Pedals: many digital pianos come in packs and often the packs include a sustain pedal. Usually most beginners are fine without a pedal, but as they begin to improve, a sustain pedal is the first one that a beginner might use. Choosing a pack that includes a pedal, or at least a digital piano that is compatible with a pedal might be a good choice.
Polyphony: the maximum number of notes that a digital piano can produce at one time. If the piano has a higher polyphony, then you can play multiple notes at one time. That’s not incredibly important for beginners, but with more complex pieces and using different features, it can matter as your piano skills advance.
Taking all of these factors into consideration when looking at digital pianos for beginners can help you go beyond our list to find the piano that is best for your goals.
Check out some of our other reviews for more ideas.
Yamaha is probably the most well-known brand when it comes to electronic instruments. They have many lines of digital pianos. We just included the ones that we found to be best for beginners. For a more in depth look at some of the other digital pianos Yamaha has to offer, check out Top 10 Best Yamaha Digital Pianos of 2020 Reviews.
Beginner pianos sometimes lack in sound or features because of their focus on aspects that make them best for beginners like lessons and built in tracks. If you’re not as much of a fan of those kinds of features, and prefer the authenticity above all else, then our Top 10 Best Digital Pianos of 2020 Reviews is a good place to find out more.
One of beginners’ biggest challenges is often funds. The best pianos are often the most expensive ones, but they don’t have to be. Our Best Digital Pianos for Under $500 gives insight into cost-efficient options for beginners not quite ready to commit to the highest-end piano.

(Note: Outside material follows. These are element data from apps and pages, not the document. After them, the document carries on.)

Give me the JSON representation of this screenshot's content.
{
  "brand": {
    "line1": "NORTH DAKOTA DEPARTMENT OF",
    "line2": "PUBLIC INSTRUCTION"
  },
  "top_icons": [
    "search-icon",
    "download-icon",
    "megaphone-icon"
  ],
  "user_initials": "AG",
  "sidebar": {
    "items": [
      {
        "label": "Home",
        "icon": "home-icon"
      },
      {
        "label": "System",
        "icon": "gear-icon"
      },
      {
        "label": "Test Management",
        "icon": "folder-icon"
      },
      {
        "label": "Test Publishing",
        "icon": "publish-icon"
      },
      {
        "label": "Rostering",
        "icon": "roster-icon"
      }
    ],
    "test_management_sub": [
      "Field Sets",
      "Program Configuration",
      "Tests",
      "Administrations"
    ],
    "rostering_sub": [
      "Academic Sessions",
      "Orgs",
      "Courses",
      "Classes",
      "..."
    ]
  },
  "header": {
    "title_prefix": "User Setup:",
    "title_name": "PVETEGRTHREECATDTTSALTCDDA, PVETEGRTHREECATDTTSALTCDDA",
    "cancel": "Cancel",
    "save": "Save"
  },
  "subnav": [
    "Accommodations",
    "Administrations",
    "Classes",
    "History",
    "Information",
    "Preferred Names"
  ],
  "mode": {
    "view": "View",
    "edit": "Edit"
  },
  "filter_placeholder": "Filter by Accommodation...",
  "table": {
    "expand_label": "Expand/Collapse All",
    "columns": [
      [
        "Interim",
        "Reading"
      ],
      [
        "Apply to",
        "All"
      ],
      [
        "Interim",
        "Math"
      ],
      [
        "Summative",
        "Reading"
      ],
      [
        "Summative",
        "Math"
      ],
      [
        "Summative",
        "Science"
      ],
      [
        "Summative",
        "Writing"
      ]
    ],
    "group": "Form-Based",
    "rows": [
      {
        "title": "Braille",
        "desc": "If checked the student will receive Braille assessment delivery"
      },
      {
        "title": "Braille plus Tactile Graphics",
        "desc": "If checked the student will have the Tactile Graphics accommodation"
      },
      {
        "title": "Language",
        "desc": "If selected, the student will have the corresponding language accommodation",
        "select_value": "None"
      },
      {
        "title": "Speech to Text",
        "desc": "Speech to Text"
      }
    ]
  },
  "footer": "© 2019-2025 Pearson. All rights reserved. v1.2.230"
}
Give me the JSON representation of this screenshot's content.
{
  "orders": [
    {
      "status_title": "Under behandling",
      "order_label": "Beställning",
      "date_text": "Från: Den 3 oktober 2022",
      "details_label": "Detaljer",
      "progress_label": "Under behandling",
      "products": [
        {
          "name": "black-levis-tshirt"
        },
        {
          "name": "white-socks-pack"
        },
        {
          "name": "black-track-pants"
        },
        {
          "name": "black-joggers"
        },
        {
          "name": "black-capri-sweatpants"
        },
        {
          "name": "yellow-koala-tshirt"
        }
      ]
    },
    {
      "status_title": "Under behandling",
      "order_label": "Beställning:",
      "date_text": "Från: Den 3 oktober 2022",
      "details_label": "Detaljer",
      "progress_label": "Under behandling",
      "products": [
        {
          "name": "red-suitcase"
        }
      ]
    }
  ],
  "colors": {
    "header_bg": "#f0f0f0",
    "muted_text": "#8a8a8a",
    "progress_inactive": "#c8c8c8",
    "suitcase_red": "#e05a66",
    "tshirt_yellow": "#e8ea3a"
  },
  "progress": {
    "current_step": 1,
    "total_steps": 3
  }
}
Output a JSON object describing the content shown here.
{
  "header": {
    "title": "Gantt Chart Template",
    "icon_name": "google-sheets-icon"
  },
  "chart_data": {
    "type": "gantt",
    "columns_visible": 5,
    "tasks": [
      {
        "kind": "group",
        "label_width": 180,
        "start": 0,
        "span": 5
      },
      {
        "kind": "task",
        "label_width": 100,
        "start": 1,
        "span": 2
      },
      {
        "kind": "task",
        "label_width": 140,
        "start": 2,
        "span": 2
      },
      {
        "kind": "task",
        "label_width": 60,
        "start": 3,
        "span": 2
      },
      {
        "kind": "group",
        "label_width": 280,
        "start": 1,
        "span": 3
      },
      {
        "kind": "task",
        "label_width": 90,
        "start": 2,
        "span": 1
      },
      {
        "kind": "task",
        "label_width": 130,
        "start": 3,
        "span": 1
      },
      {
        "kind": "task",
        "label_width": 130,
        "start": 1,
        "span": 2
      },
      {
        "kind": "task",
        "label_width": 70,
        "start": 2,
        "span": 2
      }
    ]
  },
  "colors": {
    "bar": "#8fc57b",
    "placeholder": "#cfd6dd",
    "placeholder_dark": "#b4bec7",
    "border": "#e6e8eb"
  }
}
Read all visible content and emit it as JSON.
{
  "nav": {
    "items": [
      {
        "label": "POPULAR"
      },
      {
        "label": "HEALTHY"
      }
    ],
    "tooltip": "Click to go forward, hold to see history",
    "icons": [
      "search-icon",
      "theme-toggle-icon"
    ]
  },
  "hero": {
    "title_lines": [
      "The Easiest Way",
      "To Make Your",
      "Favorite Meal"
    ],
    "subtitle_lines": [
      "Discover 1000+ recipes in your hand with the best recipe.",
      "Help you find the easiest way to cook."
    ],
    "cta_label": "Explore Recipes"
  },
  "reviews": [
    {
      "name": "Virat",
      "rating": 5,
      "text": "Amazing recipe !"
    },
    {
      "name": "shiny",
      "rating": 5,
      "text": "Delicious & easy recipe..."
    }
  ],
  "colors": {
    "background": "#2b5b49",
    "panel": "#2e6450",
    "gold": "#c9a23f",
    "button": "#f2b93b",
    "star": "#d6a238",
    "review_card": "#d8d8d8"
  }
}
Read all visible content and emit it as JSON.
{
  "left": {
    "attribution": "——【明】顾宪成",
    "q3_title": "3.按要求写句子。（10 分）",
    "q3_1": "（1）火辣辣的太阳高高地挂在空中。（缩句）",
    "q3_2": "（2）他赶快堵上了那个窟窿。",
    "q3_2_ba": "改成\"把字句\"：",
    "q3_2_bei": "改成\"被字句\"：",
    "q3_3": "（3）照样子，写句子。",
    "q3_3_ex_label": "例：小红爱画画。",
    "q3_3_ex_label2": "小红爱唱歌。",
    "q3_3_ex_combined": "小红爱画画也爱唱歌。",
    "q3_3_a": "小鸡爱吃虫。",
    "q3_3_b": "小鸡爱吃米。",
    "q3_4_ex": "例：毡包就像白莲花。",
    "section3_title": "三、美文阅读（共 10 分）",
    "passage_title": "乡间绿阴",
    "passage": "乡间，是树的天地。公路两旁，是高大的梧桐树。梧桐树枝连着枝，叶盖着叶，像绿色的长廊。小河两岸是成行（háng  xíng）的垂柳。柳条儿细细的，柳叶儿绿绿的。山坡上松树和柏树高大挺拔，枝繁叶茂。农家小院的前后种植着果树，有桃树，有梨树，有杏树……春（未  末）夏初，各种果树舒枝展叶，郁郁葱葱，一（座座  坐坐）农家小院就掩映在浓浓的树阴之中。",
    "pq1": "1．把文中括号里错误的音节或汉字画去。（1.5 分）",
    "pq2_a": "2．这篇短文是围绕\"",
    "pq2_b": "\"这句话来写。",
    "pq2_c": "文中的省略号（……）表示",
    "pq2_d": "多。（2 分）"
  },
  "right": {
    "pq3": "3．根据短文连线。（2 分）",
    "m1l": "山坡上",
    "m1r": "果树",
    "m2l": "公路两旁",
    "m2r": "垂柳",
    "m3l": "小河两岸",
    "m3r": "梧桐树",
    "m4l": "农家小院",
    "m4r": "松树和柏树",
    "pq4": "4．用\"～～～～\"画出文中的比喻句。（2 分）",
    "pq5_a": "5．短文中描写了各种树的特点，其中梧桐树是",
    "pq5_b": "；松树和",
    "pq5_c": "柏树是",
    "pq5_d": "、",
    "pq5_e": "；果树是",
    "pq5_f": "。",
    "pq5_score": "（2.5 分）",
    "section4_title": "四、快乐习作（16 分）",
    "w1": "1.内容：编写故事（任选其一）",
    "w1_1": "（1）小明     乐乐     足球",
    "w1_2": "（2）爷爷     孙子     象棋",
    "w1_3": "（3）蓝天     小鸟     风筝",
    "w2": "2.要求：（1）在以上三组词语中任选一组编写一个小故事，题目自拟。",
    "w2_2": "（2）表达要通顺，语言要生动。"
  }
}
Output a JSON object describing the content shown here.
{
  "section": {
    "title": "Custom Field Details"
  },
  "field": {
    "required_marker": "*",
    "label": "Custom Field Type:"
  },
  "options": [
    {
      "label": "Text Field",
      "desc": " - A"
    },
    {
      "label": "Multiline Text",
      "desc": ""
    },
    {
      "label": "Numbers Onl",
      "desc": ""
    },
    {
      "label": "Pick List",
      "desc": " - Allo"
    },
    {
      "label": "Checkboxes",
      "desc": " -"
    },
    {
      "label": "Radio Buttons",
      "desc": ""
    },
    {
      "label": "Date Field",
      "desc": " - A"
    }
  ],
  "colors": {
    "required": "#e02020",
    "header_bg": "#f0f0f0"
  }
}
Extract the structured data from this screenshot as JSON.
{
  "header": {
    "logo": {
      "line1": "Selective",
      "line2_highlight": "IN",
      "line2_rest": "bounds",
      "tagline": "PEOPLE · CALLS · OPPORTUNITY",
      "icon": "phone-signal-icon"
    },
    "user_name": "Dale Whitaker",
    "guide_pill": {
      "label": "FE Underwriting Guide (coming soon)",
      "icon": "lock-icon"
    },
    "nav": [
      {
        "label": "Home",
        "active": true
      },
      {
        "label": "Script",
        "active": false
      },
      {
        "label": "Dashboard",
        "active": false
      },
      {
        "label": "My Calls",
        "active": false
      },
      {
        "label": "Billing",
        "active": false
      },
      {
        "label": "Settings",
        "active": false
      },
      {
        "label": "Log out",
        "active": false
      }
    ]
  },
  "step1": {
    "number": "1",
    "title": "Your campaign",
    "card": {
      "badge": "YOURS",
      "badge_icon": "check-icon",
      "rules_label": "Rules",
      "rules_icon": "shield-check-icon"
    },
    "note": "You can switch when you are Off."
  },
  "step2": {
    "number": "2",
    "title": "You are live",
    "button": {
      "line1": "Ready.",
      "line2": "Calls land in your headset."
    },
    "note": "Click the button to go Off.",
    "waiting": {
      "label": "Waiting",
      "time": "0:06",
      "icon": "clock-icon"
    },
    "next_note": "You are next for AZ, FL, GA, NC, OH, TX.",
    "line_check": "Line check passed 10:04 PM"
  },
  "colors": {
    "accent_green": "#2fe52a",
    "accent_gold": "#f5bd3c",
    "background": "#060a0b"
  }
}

The Yamaha P45B Digital Piano takes the cake as the best digital piano for beginners. Its starter pack has everything that a beginner needs from equipment to lessons.
Although it features few bells and whistles, what it does have is top of the notch. The 5 voices are all excellent and the keys are well-weighted and touch-sensitive.
What really makes this digital piano shine above the rest is that it grows with the beginner. Its features are easy enough for a beginner to master, but the dynamic nature of this piano makes it one that you won’t quickly grow out of.